“Elgin’s removal of the sculptures from the ruins of the building has always been a matter for discussion, but one thing is certain – his actions spared them further damage by vandalism, weathering and pollution.”

That is one way of putting it. But consider, if only for “discussion’s” sake, some of the other ways. Here, for instance, is how Edward Daniel Clarke, an eyewitness to Elgin’s conduct, described a day on the job*:

“After a short time spent in examining the several parts of the temple, one of the workmen came to inform Don Battista that they were then going to lower one of the metopes. We saw this fine piece of sculpture raised from its station between the triglyphs; but the workmen endeavouring to give it a position adapted to the projected line of descent, a part of the adjoining masonry was loosened by the machinery; and down came the fine masses of Pentelican marble, scattering their white fragments with thundering noise among the ruins […]”

Nor was this sort of thing uncommon. Take Giovanni Lusieri, an Italian subordinate of Elgin’s, reporting a mishap encountered in making off with a section of the eastern frieze:

“Not being well-sawn, for want of sufficiently fine saws, and being a little weak in the middle it parted in two in course of transport […] Happily it broke in the middle, in a straight line, at a place where there was no work, so that the accident has helped us to transport it quickly […]”

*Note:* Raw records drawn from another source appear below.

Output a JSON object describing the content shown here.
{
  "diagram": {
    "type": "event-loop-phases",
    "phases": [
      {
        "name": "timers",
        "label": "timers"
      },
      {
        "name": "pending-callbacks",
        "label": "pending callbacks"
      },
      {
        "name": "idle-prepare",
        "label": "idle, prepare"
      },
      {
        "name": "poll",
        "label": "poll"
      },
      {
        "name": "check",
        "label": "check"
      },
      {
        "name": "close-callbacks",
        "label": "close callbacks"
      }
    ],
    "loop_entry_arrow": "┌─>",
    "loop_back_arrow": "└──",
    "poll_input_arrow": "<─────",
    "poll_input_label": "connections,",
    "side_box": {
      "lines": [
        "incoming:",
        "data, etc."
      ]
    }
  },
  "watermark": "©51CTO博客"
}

Then there was the time Elgin quite literally lost his marbles at sea, when the Mentor, a ship he had bought for the purpose of carrying the loot back to his house in Scotland (only after he later ran into money problems did he contemplate selling them to the government), sank in the Mediterranean. It was only with what Christopher Hitchens described as “enormous labour on the part of local fisherman” that the stones were eventually recovered.

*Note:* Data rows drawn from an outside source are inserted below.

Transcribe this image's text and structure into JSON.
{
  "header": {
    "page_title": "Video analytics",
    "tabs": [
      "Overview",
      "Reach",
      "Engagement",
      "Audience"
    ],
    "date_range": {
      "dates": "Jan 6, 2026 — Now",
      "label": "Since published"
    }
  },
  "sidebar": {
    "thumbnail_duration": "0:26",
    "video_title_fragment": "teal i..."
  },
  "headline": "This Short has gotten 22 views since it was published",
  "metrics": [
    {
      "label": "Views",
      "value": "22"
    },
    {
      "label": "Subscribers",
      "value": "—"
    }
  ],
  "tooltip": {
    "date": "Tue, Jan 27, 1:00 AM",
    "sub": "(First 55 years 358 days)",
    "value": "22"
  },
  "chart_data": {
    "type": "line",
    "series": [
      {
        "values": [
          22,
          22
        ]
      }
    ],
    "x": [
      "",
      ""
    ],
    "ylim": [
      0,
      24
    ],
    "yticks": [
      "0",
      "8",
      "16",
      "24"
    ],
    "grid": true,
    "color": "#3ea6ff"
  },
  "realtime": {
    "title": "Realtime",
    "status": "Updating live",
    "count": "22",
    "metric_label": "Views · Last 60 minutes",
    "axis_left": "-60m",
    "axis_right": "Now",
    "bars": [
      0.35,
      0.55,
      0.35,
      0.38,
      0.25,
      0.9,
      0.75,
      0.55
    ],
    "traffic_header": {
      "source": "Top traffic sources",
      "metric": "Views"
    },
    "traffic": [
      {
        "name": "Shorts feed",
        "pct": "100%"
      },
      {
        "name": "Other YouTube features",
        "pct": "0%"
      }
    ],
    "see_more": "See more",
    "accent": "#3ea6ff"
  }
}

So far from delivering the masterpiece of Phidias from vandalism, then, it’s obvious that Elgin was himself the principal vandal. But were the marbles, at least, secure once they passed out of His Lordship’s clumsy mitts into the curators’ assiduous custody?

Not according to a 1938 entry in the minutes of the British Museum Standing Committee titled, ‘Damage to Sculpture of the Parthenon,’ in which it is quietly admitted that years of systematic ill-maintenance in Bloomsbury have resulted in “great damage” to several “important pieces,” likely arising from the alarming practice of brushing them all with copper wire.

You really couldn’t make it up, which is why I was unable to stop myself from blurting out loud, while reading the information panel (see above photo), that it was “the sheerest propaganda.” When I did, I was heartened to hear a laugh from a European woman behind me, who had evidently been reading along with much the same thought in mind. How much longer will the British government refuse to accept the Greek request for restitution, and persist in what is not only a moral disgrace and national embarrassment, but an object of mockery and contempt from visitors?

* This and other quotes taken from Christopher Hitchens’ The Parthenon Marbles: The Case for Reunification